Two Florida Shluchim launched a lawsuit against the Federal Emergency Management Agency claiming religious discrimination after they were barred from receiving hurricane aid. One month later FEMA has reversed course and will allow religious institutions to apply for and receive federal aid for disaster recovery.
In a policy reversal that comes one month after a federal lawsuit was filed by two Florida synagogues, the Federal Emergency Management Agency has changed its policy to allow religious organizations to apply for disaster aid grants in the wake of hurricanes Harvey and Irma.
Chabad of Key West and Chabad of the Space Coast in Satellite Beach sued FEMA on Dec. 4 in U.S. District Court in Key West, calling unfair the former policy that shut them out of such aid. The lawsuit, though, will continue in federal court until the policy plays out for the synagogues, according to an attorney at the forefront of the case.
“The policy as its written is a good policy,” said Diana Verm, a lawyer with The Becket Fund for Religious Liberty in Washington, D.C. “Once it’s implemented, then that will be a victory for the lawsuits. For now, it’s still being implemented.”
FEMA has promised to treat the synagogues equally so it complies with the Constitution, Verm said.
“As long as they’re complying, we don’t have a problem with it,” she said.
FEMA announced last week that houses of worship no longer would be excluded from eligibility for FEMA aid. The assistance is limited to costs not covered by a U.S. Small Business Administration loan.
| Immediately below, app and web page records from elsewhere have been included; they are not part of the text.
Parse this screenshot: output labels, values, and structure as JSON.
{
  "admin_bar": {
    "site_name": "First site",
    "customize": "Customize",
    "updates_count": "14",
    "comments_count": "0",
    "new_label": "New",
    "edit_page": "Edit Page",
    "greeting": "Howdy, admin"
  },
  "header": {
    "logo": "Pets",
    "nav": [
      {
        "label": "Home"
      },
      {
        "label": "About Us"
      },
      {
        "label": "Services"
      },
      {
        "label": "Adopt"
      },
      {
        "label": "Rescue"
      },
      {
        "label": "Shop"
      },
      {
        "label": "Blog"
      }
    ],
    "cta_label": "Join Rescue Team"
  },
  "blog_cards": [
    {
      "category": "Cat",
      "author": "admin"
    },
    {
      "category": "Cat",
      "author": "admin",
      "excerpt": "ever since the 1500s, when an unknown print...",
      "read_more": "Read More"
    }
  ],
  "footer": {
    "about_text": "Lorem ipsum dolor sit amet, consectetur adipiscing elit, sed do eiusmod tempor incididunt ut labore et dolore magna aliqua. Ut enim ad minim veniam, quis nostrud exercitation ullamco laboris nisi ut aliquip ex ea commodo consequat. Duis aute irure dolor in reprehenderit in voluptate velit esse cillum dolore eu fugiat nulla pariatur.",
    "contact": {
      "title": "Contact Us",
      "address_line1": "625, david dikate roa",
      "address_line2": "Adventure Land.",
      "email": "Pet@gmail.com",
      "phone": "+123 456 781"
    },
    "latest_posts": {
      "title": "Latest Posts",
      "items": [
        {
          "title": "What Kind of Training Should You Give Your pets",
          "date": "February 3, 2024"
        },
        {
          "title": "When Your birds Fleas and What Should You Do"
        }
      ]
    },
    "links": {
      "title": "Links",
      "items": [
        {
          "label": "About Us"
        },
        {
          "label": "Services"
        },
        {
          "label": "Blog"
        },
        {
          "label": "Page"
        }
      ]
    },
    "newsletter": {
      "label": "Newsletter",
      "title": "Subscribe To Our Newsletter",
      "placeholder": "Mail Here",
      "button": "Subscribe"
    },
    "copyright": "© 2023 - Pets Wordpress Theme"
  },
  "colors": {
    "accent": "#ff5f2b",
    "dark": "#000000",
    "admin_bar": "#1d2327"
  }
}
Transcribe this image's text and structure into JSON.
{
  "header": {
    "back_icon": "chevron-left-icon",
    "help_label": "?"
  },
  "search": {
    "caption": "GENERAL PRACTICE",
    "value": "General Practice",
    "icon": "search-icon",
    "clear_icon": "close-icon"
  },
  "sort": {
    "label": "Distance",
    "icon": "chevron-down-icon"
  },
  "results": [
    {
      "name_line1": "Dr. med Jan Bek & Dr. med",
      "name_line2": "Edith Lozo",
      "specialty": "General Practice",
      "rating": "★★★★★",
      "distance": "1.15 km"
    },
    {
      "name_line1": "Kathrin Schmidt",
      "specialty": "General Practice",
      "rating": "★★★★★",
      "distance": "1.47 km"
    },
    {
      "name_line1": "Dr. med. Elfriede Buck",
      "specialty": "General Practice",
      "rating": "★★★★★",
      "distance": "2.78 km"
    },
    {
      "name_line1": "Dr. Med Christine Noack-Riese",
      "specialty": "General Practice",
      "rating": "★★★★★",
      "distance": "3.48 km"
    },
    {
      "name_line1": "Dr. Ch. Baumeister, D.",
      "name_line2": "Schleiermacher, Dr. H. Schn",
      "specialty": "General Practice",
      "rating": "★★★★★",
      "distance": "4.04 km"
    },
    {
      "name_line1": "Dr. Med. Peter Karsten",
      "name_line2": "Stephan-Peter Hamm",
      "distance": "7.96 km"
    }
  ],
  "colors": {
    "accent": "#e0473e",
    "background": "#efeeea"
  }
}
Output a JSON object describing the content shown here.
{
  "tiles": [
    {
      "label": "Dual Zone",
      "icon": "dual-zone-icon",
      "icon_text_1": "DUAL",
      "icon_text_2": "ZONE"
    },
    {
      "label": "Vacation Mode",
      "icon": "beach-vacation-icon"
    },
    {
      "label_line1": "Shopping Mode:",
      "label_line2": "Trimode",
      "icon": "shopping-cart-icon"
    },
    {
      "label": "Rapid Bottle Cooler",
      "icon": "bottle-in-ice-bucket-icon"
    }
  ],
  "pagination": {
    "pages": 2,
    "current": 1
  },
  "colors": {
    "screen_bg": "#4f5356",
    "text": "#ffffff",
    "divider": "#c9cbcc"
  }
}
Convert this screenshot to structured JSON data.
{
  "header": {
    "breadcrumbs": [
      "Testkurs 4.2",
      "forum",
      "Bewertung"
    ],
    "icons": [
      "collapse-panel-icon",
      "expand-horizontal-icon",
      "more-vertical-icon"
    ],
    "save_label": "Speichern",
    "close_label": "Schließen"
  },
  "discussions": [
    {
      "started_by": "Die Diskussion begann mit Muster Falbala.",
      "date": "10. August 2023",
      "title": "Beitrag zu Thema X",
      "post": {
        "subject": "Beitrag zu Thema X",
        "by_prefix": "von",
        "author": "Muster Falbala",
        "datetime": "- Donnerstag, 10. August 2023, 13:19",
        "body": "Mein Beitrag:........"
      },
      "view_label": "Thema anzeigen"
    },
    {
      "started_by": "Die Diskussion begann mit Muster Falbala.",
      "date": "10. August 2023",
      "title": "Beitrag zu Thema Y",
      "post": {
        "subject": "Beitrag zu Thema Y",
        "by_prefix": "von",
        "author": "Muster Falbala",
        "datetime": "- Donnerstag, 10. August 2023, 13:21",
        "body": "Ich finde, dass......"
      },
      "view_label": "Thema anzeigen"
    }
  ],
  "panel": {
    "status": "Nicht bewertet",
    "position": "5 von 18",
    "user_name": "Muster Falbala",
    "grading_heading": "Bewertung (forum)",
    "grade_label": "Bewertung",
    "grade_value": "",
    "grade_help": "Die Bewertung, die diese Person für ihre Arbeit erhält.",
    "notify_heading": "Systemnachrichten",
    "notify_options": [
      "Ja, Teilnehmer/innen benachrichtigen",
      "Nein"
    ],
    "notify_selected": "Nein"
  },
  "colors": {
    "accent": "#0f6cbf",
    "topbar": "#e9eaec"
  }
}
Last year, three Texas churches severely damaged by Hurricane Harvey year sued FEMA over the policy, accusing the agency of religious discrimination.
Irma, which struck the Keys on Sept. 10, left Chabad of Key West with roof damage and interior water damage that requires permanent repairs plus mold remediation, the lawsuit reads.
Both synagogues have applied for Small Business Administration loans, the lawsuit states, but nothing guarantees they will receive them or that the loans will be enough to cover all the damage.
Synagogues are in the same company as other private nonprofit societal institutions such as community centers and zoos, the lawsuit states.
“The synagogues are not seeking special treatment; they are seeking a fair shake,” according to the 29-page suit. “And they need to know now whether they have any hope of counting on FEMA or whether they will continue to be excluded entirely from these FEMA programs.”
FEMA hasn’t yet responded to the lawsuit in court.
In response to FEMA’s policy change Rabbi Yaakov Zucker, director of Chabad of Key West, said “We are delighted that FEMA has promised to treat our synagogue equally with other charitable organizations. We continue to work with our community as it recovers from Hurricane Irma, and this news makes the load a bit lighter.”